Whilst creating our new home page at Striker Digital we had to deal with couple of things everyone developing websites will face sooner or later. Get ready, here are some tips and tricks how to tackle those issues with ease!
Unless your target audience isn’t likely to be viewing the website in older browsers you should use backward compatible techniques or create an alternative for browsers that don’t support your features. If you’re not sure how to go about this, tools like Modernizr will be a good starting point.
That leaves us two options to choose from. Cufon is a service that uses HTML5 canvas to render text in the font you specify. The big proof Cufon is the fact that the text looks exactly the same in all browsers (which support canvas, although Cufon takes care of the older browsers too the text looks slightly different). Although your Cufon text will not be selectable, you don’t need to worry about SEO. Cufon doesn’t affect it at all.
Another alternative is Typekit. Developed by Adobe, Typekit is not just a library of web fonts, it is highly sophisticated service giving you wide range of tools for easy font embedding. As much as Typekit tries to minimize browsers impact on the fonts, there still are slight differences.
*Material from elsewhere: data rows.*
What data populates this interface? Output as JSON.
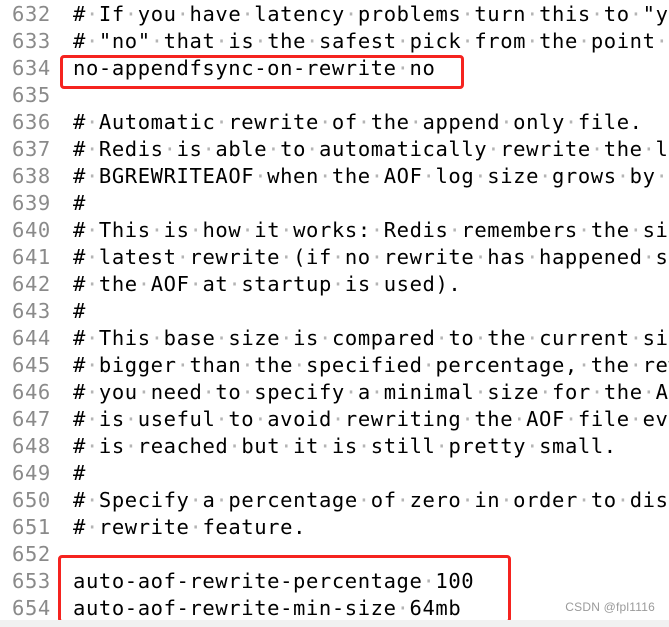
{
  "editor": {
    "whitespace_marker": "·",
    "lines": [
      {
        "number": "632",
        "text": "# If you have latency problems turn this to \"yes\". Otherwise leave it as"
      },
      {
        "number": "633",
        "text": "# \"no\" that is the safest pick from the point of view of durability."
      },
      {
        "number": "634",
        "text": "no-appendfsync-on-rewrite no"
      },
      {
        "number": "635",
        "text": ""
      },
      {
        "number": "636",
        "text": "# Automatic rewrite of the append only file."
      },
      {
        "number": "637",
        "text": "# Redis is able to automatically rewrite the log file implicitly calling"
      },
      {
        "number": "638",
        "text": "# BGREWRITEAOF when the AOF log size grows by the specified percentage."
      },
      {
        "number": "639",
        "text": "#"
      },
      {
        "number": "640",
        "text": "# This is how it works: Redis remembers the size of the AOF file after the"
      },
      {
        "number": "641",
        "text": "# latest rewrite (if no rewrite has happened since the restart, the size of"
      },
      {
        "number": "642",
        "text": "# the AOF at startup is used)."
      },
      {
        "number": "643",
        "text": "#"
      },
      {
        "number": "644",
        "text": "# This base size is compared to the current size. If the current size is"
      },
      {
        "number": "645",
        "text": "# bigger than the specified percentage, the rewrite is triggered. Also"
      },
      {
        "number": "646",
        "text": "# you need to specify a minimal size for the AOF file to be rewritten, this"
      },
      {
        "number": "647",
        "text": "# is useful to avoid rewriting the AOF file even if the percentage increase"
      },
      {
        "number": "648",
        "text": "# is reached but it is still pretty small."
      },
      {
        "number": "649",
        "text": "#"
      },
      {
        "number": "650",
        "text": "# Specify a percentage of zero in order to disable the automatic AOF"
      },
      {
        "number": "651",
        "text": "# rewrite feature."
      },
      {
        "number": "652",
        "text": ""
      },
      {
        "number": "653",
        "text": "auto-aof-rewrite-percentage 100"
      },
      {
        "number": "654",
        "text": "auto-aof-rewrite-min-size 64mb"
      }
    ]
  },
  "annotations": {
    "highlight_color": "#f5231f",
    "boxes": [
      {
        "label": "appendfsync-rewrite-highlight",
        "lines": [
          "634"
        ]
      },
      {
        "label": "auto-aof-rewrite-highlight",
        "lines": [
          "652",
          "653",
          "654"
        ]
      }
    ]
  },
  "watermark": "CSDN @fpl1116"
}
Another fact that might help you to decide whether to use Typekit or not is that the service isn’t free.
Choosing the right tool for font embedding isn’t as easy task as it might first look but essentially it all comes to how important good looking and accurate typography is for your project.
One of the techniques you might want to consider to use is grouping images into sprites. Depending on the size of the project and few other factors, sprites can considerably reduce the loading time of your pages, difficulty of editing the images and last but not least – nightmares of creating image folder hierarchies. The only thing you really need to consider when creating sprites is the naming conventions. Everyone have their own system of naming assets and once you find yours, sprites will reward you greatly. The main pro of sprites everyone seems to be mentioning these days is the reduced number of HTTP requests on the server. This of course is a valid reason for using sprites and especially on devices with high internet connection latency this makes a huge difference in comparison with the traditional one HTTP request per image approach but for myself the biggest advantage of using sprites lies in giving designers the free hand in changing and editing assets on the fly without the developers having to touch the CSS whatsoever.
How to achieve this? As mentioned earlier find yourself a comfortable way of naming individual images within the sprite so that you don’t have to alter the CSS of the sprite (most programs for making sprites give you the option to export a CSS file together with your sprite). You simply embed this CSS into your HTML and you are set. Now whenever the designer needs to do something with the images in sprites he just update the sprite image and the associated CSS file and you don’t have to worry about a thing.